If you have grown up in a dysfunctional family or background it is likely you are plagued by fear and indecision. This is common and you are not odd, weak or incompetent if this is the case. If you think about it, the inability to make a decision, or the habit of doubting yourself, falls into the fear category, not how intelligent or competent you are. You are afraid that you will make the wrong decision or screw up something irreversibly. You may have been told by your parents or others that your thinking is somehow off, so you resist making decisions or you take forever to make them in fear of ridicule or failure.
Not surprisingly, this “fear” affects your day-to-day life, and most likely your career path. You may just rely on others to make your decisions, thinking they will do a better job. Dependency is one of the undesirable effects of fear.
Anxiety and depression are often present with fear and self doubt. You may already experience these negative states or they may be brought about as mountains of decisions are piled on. You may feel overwhelmed with the number of decisions you have to make and that it is an impossible task. You may feel paralyzed with the amount of anxiety that you are experiencing regarding these decisions. You may put them off deliberately and then have to deal with the issues that arise from this choice. You may eat, drink or drug yourself into oblivion in order to avoid making important life decisions.
You probably believe that if your thinking abilities are not good then this is a lifetime condition. You may not be able see any way out and this belief only serves to add to the depressive and anxious state. You may fear that someday there won’t be anyone to make decisions for you or that you can’t possibly survive by yourself and this thinking may be keeping you in a bad or unhealthy relationship.
Learning to trust yourself and make your own decisions is doable and it feels good when you get used to it. Being in charge of your own life is empowering. You will make mistakes, that happens, but owning those mistakes and correcting them yourself is better than limiting yourself by letting others make your choices or underachieving your potential out of fear. Everyone struggles to some degree with decisions, those who are good at it understand and trust that they can correct it if need be.
Decision Making 101
There are two kinds of decisions that you are faced with on a regular basis: low level decisions and those considered high level. The low level ones do not matter—what to eat for dinner or movie to see— just pick something and go with it. There is no right or wrong, and in the big picture, it doesn’t matter at all anyway. Next year, you will only remember that you either saw such and such a movie or you did not. The things that matter such as job decisions, partner choice and finances are important and I address how to make those below.
- Write down 4 major things or people that will be impacted by your decision.
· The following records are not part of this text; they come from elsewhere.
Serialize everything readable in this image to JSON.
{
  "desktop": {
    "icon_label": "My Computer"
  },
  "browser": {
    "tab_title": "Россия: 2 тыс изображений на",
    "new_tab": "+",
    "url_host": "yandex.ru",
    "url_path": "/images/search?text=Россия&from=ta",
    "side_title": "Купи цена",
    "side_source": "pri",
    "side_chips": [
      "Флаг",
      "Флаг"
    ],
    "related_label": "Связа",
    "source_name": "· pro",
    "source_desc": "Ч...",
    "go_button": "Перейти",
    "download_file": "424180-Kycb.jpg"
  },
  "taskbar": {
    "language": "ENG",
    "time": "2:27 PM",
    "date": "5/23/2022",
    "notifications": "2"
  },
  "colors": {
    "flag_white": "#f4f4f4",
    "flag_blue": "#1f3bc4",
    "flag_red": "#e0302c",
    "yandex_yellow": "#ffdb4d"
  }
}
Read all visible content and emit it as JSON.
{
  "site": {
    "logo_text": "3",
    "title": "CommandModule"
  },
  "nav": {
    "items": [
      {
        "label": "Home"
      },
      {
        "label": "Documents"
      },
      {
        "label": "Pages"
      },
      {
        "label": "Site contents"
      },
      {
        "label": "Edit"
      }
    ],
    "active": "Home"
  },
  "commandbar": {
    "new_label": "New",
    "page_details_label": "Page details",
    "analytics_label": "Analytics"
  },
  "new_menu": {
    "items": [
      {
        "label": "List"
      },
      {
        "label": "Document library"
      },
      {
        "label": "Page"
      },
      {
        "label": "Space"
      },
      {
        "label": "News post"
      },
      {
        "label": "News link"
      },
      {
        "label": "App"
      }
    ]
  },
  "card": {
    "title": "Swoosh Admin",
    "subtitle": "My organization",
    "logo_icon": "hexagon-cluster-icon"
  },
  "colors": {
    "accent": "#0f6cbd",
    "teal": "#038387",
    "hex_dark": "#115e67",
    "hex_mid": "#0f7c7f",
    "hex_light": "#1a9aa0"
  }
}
Keeping these in mind as you go through the process helps you to recognize potentially negative consequences.
- Look at the decision options in front of you and list their pros and cons.
- Make sure you have all the facts and information you need. Make sure to include a quick search of items pertaining to the topic that maybe you haven’t considered yet.
- Write down how your decision may affect your future. This goes a bit beyond just listing the pros and cons.
- if you are really struggling, ask two other people for opinions or information. Not friends or a partner but people with knowledge in whatever area you are seeking help with.
- Always ask yourself if you are making the decision out of fear or making the best decision based on facts at hand. When you have all the information, give yourself a time limit to make the decision. I like 15 minutes to a half hour.
- Determine a time to revisit the decision to see if it is working out. If it is not, examine what happened or what isn’t working and decide a new path based on that information.
The decision may still turn out to be a dud for whatever reason. The job may not be as you had hoped or was not as advertised, and you will wish you had not made that choice. But that is not the end of things. That doesn’t mean you are stuck in that job forever. Just as you changed jobs before you will change again. You will use your knowledge that you obtained from the less than desirable job and use it to get the next job. Decision-making is best seen as a path, not a dead-end street. There is not a person alive who hasn’t made a decision that turned out less than ideal and had to revisit it. Learn from it and go on.
I always try to look at a worst case scenario, along with the information I have gathered, when making an important decision. I go with my decision if I am not bringing harm to anyone and can handle the worst case scenario I create when I look past my fear. If it is a mistake, I then have to make more decisions and the process starts over. Life is a process.
If you feel you may have been taught dysfunctional thought patterns that are causing you problems in your current life, please visit us at Psychskills and get the free resource How to Stop Wasting Your Life Being Depressed, Anxious and Unhappy: The Top 10 Strategies of Emotionally Successful People
To learn more about how dysfunctional thinking patterns arise, how they affect you and how to recover from them, see Psychskills.com and the book, Dysfunction Interrupted-How to Quickly Overcome Depression, Anxiety and Anger Starting Now.
Feel Good For Life!